030208 Poultry Industry Struggles with Disease, TradeFebruary 8, 2003
Washington - As the U.S. poultry industry struggles to stabilize trade relations with Russia, it faces new troubles from a bird disease spreading eastward from California.
The problems are "hitting us from every direction right now," said Jim Sumner, president of the USA Poultry and Egg Export Council.
The bird virus, Exotic Newcastle disease, was first found in California in October and since has spread to Nevada and Arizona in the southern United States. The disease poses no threat to humans, but it is highly contagious among chickens, usually paralyzing and killing them. Russia, Canada and Mexico have all placed bans on poultry and egg imports from the three infected states.
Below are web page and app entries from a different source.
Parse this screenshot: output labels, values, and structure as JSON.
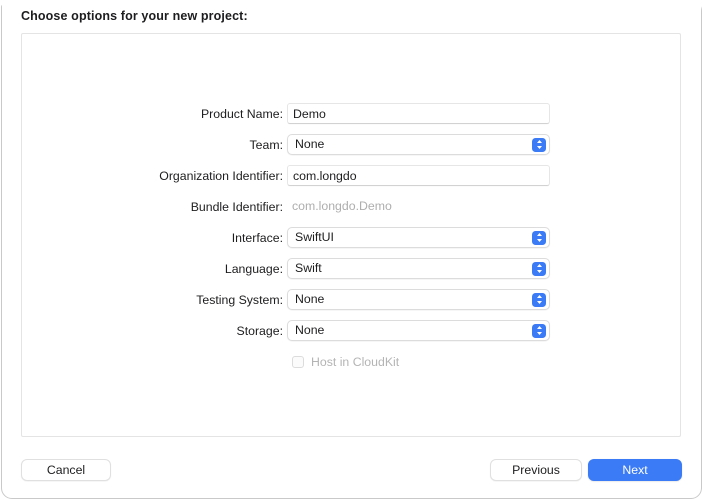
{
  "sheet": {
    "title": "Choose options for your new project:"
  },
  "form": {
    "rows": [
      {
        "label": "Product Name:",
        "type": "textfield",
        "value": "Demo",
        "placeholder": ""
      },
      {
        "label": "Team:",
        "type": "popup",
        "value": "None",
        "stepper_icon": "chevron-up-down-icon"
      },
      {
        "label": "Organization Identifier:",
        "type": "textfield",
        "value": "com.longdo",
        "placeholder": ""
      },
      {
        "label": "Bundle Identifier:",
        "type": "static",
        "value": "com.longdo.Demo"
      },
      {
        "label": "Interface:",
        "type": "popup",
        "value": "SwiftUI",
        "stepper_icon": "chevron-up-down-icon"
      },
      {
        "label": "Language:",
        "type": "popup",
        "value": "Swift",
        "stepper_icon": "chevron-up-down-icon"
      },
      {
        "label": "Testing System:",
        "type": "popup",
        "value": "None",
        "stepper_icon": "chevron-up-down-icon"
      },
      {
        "label": "Storage:",
        "type": "popup",
        "value": "None",
        "stepper_icon": "chevron-up-down-icon"
      },
      {
        "label": "",
        "type": "checkbox",
        "value": "Host in CloudKit",
        "checked": false,
        "disabled": true
      }
    ]
  },
  "footer": {
    "cancel_label": "Cancel",
    "previous_label": "Previous",
    "next_label": "Next"
  },
  "colors": {
    "accent": "#3b7bf5",
    "text": "#1d1d1f",
    "disabled_text": "#b4b4b4",
    "static_text": "#aeaeae",
    "panel_border": "#e4e4e4",
    "window_bg": "#ffffff"
  }
}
The Southwest does not produce a lot of poultry, so the economic damage has been minimal, Sumner said. But he added that businesses worry the disease will spread and infect broiler chickens in leading poultry states such as Georgia and Maryland.
The illness spreads among flocks through droppings, breath and eggs. Humans can carry the virus on their shoes and clothes.
Agriculture Department officials have set up a task force of state and federal officials to control the spread of the disease. So far, 1.8 million chickens have been killed in the effort.
Trade issues, however, are posing a greater concern. American poultry producers had $800 million in losses last year because of trade trouble with Russia and could lose at $2 billion this year unless the situation is resolved.
The industry used to send 40% of its exports to Russia, but Sumner said it has dropped to 30% since 2001 because of the embargo and concerns over food safety. Before the dispute, U.S. producers in 38 states sent $600 million to $700 million worth of poultry to Russia each year, making chicken the largest U.S. export to Russia.
U.S. and Russian officials have met regularly since the fall to reach a compromise over plant safety standards that Russia is demanding of U.S. companies. If an American plant fails to meet the standards, the Russians will not grant it a veterinary certificate allowing its exports.
Like the United States, Russia has its own processing and food safety laws intended to keep poultry products and plants clean. In November, Russian inspectors checked 76 U.S. poultry plants and then stopped after finding more than a dozen did not meet their standards.
One Russian standard would require U.S. plants to add walls separating slaughtering from processing operations.
"We have decided that we want to finalize the inspection requirements before we bring them back over here to continue the inspections because there were too many differences in the criteria," Sumner said. "They have one philosophy and we have another philosophy."
Sergei Strokov, agricultural counselor for the Russian Embassy in Washington, said there are some slight differences but "nothing extraordinary" in safety laws, including testing requirements for harmful bacteria such as salmonella and listeria.
"All American companies can easily meet them. It's just a matter of time and preparation," Strokov said. "That's why we think all companies who would really like to export to Russia after some preparation would be easily certified for that."
U.S. companies have until the end of May to comply with Russian requirements. Sumner said he believes the issue will be resolved by then.
Russia also is proposing to set an annual quota of 535,000 tons for the United States, which would begin May 1.
"It's actually a very low limitation compared to our trade last year," Strokov said, referring to Russia's embargo on U.S. poultry.
Russia may be trying to aid its own poultry companies by setting up barriers for exporters, but its plants do not have the capability to meet demand, said Jacinto Fabiosa, a poultry analyst at the Food and Agricultural Policy Research Institute.
Russia produced 500,000 metric tons of poultry in 2002 and imported 1.2 million tons.